Runestones of Sweden: Towering Monuments to Fallen Vikings
Scattered across Scandinavia, and particularly Sweden’s Uppland province, are thousands of stones carved with runic inscriptions dating from the Bronze Age up to modern times.
These are called Runestones. Runestones were primarily raised as memorials to dead relatives, friends or loved ones. They were not used as grave markers, but placed along roads and paths where they could be seen by passersby.
Most of Sweden’s surviving runestones date from the end of the Viking Age, or the 11th century AD.
Most of the runestones are carved with a 16-letter script known as Younger Futhark, in curving bands sometimes ending with the heads of serpents or other creatures. They record the name of the person for whom the stone is dedicated and who did the raising and carving.

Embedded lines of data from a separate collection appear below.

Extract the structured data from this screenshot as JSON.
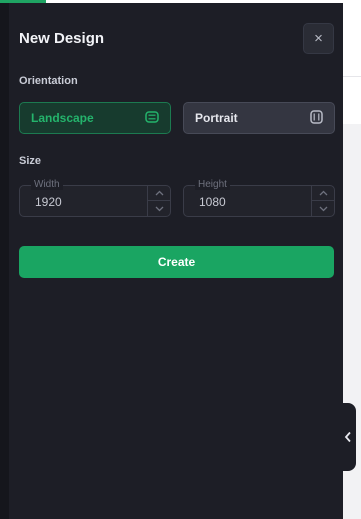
{
  "dialog": {
    "title": "New Design",
    "close_glyph": "×",
    "close_icon": "close-icon"
  },
  "orientation": {
    "label": "Orientation",
    "selected": "Landscape",
    "options": [
      {
        "label": "Landscape",
        "icon": "landscape-screen-icon",
        "selected": true
      },
      {
        "label": "Portrait",
        "icon": "portrait-screen-icon",
        "selected": false
      }
    ]
  },
  "size": {
    "label": "Size",
    "width": {
      "label": "Width",
      "value": "1920"
    },
    "height": {
      "label": "Height",
      "value": "1080"
    }
  },
  "create_label": "Create",
  "collapse_icon": "chevron-left-icon",
  "colors": {
    "panel_bg": "#1d1e26",
    "accent": "#1aa562",
    "selected_text": "#24b46c"
  }
}
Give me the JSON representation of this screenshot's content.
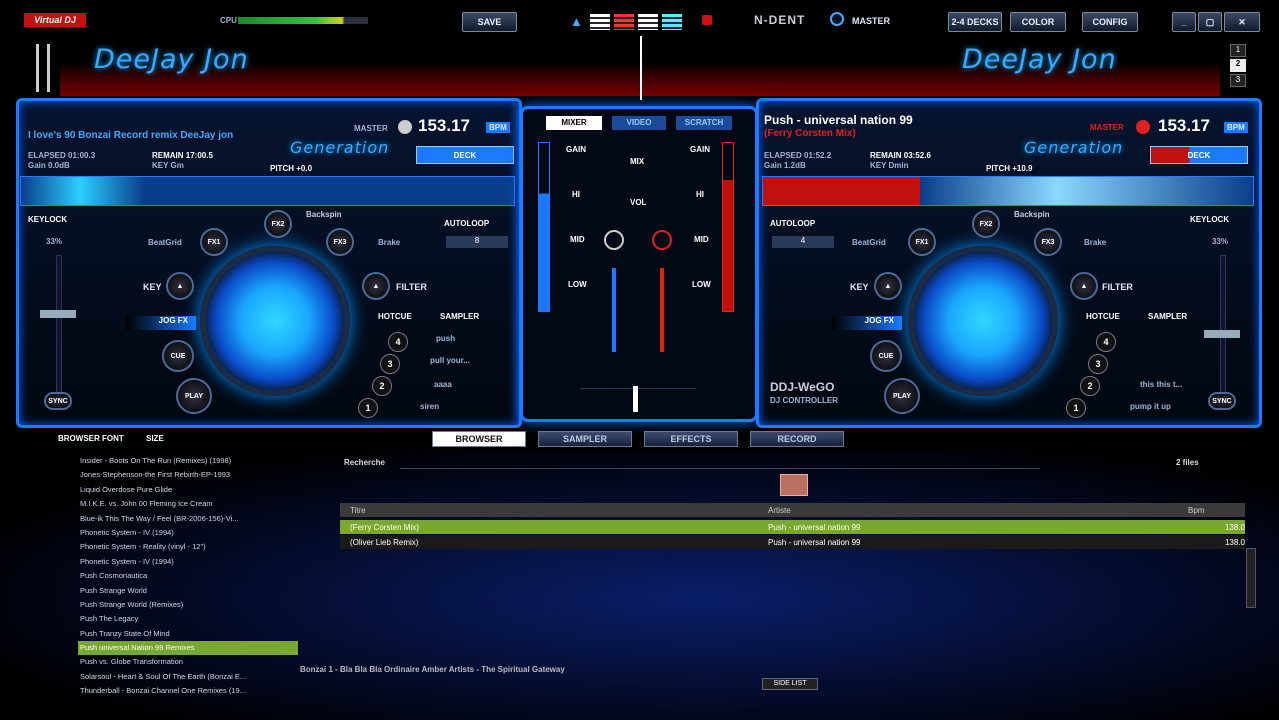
{
  "topbar": {
    "logo": "Virtual DJ",
    "cpu_label": "CPU",
    "save": "SAVE",
    "brand": "N-DENT",
    "master": "MASTER",
    "decks_btn": "2-4 DECKS",
    "color_btn": "COLOR",
    "config_btn": "CONFIG",
    "deck_numbers": [
      "1",
      "2",
      "3"
    ]
  },
  "left": {
    "name": "DeeJay Jon",
    "title": "I love's 90 Bonzai Record remix DeeJay jon",
    "generation": "Generation",
    "master": "MASTER",
    "bpm": "153.17",
    "bpm_unit": "BPM",
    "elapsed": "ELAPSED 01:00.3",
    "remain": "REMAIN 17:00.5",
    "gain": "Gain 0.0dB",
    "key": "KEY Gm",
    "pitch": "PITCH +0.0",
    "deck": "DECK",
    "keylock": "KEYLOCK",
    "pct": "33%",
    "backspin": "Backspin",
    "autoloop": "AUTOLOOP",
    "beatgrid": "BeatGrid",
    "brake": "Brake",
    "key_lbl": "KEY",
    "filter": "FILTER",
    "jogfx": "JOG FX",
    "hotcue": "HOTCUE",
    "sampler": "SAMPLER",
    "sync": "SYNC",
    "cue": "CUE",
    "play": "PLAY",
    "samples": [
      "push",
      "pull your...",
      "aaaa",
      "siren"
    ],
    "loop_val": "8"
  },
  "right": {
    "name": "DeeJay Jon",
    "title": "Push - universal nation 99",
    "subtitle": "(Ferry Corsten Mix)",
    "generation": "Generation",
    "master": "MASTER",
    "bpm": "153.17",
    "bpm_unit": "BPM",
    "elapsed": "ELAPSED 01:52.2",
    "remain": "REMAIN 03:52.6",
    "gain": "Gain 1.2dB",
    "key": "KEY Dmin",
    "pitch": "PITCH +10.9",
    "deck": "DECK",
    "keylock": "KEYLOCK",
    "pct": "33%",
    "backspin": "Backspin",
    "autoloop": "AUTOLOOP",
    "beatgrid": "BeatGrid",
    "brake": "Brake",
    "key_lbl": "KEY",
    "filter": "FILTER",
    "jogfx": "JOG FX",
    "hotcue": "HOTCUE",
    "sampler": "SAMPLER",
    "sync": "SYNC",
    "cue": "CUE",
    "play": "PLAY",
    "samples": [
      "this this t...",
      "pump it up"
    ],
    "loop_val": "4",
    "controller": "DDJ-WeGO",
    "controller_sub": "DJ CONTROLLER"
  },
  "mixer": {
    "tabs": [
      "MIXER",
      "VIDEO",
      "SCRATCH"
    ],
    "gain": "GAIN",
    "hi": "HI",
    "mid": "MID",
    "low": "LOW",
    "mix": "MIX",
    "vol": "VOL"
  },
  "tabs": {
    "browser_font": "BROWSER FONT",
    "size": "SIZE",
    "items": [
      "BROWSER",
      "SAMPLER",
      "EFFECTS",
      "RECORD"
    ]
  },
  "browser": {
    "search_label": "Recherche",
    "files_count": "2 files",
    "col_title": "Titre",
    "col_artist": "Artiste",
    "col_bpm": "Bpm",
    "side_list": "SIDE LIST",
    "tracks": [
      {
        "title": "(Ferry Corsten Mix)",
        "artist": "Push - universal nation 99",
        "bpm": "138.0"
      },
      {
        "title": "(Oliver Lieb Remix)",
        "artist": "Push - universal nation 99",
        "bpm": "138.0"
      }
    ],
    "folders": [
      "Insider - Boots On The Run (Remixes) (1998)",
      "Jones-Stephenson-the First Rebirth-EP-1993",
      "Liquid Overdose Pure Glide",
      "M.I.K.E. vs. John 00 Fleming Ice Cream",
      "Blue-ik This The Way / Feel (BR-2006-156)-Vi...",
      "Phonetic System - IV (1994)",
      "Phonetic System - Reality (vinyl - 12\")",
      "Phonetic System - IV (1994)",
      "Push Cosmonautica",
      "Push Strange World",
      "Push Strange World (Remixes)",
      "Push The Legacy",
      "Push Tranzy State Of Mind",
      "Push universal Nation 99 Remixes",
      "Push vs. Globe Transformation",
      "Solarsoul - Heart & Soul Of The Earth (Bonzai E...",
      "Thunderball - Bonzai Channel One Remixes (19..."
    ],
    "bottom_text": "Bonzai 1 - Bla Bla Bla Ordinaire Amber Artists - The Spiritual Gateway"
  },
  "colors": {
    "accent": "#1e7bff",
    "left": "#3aa8ff",
    "right": "#e02020",
    "selected": "#78a830"
  }
}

Other, older stone inscriptions feature more cryptic shapes, lines and pictograms.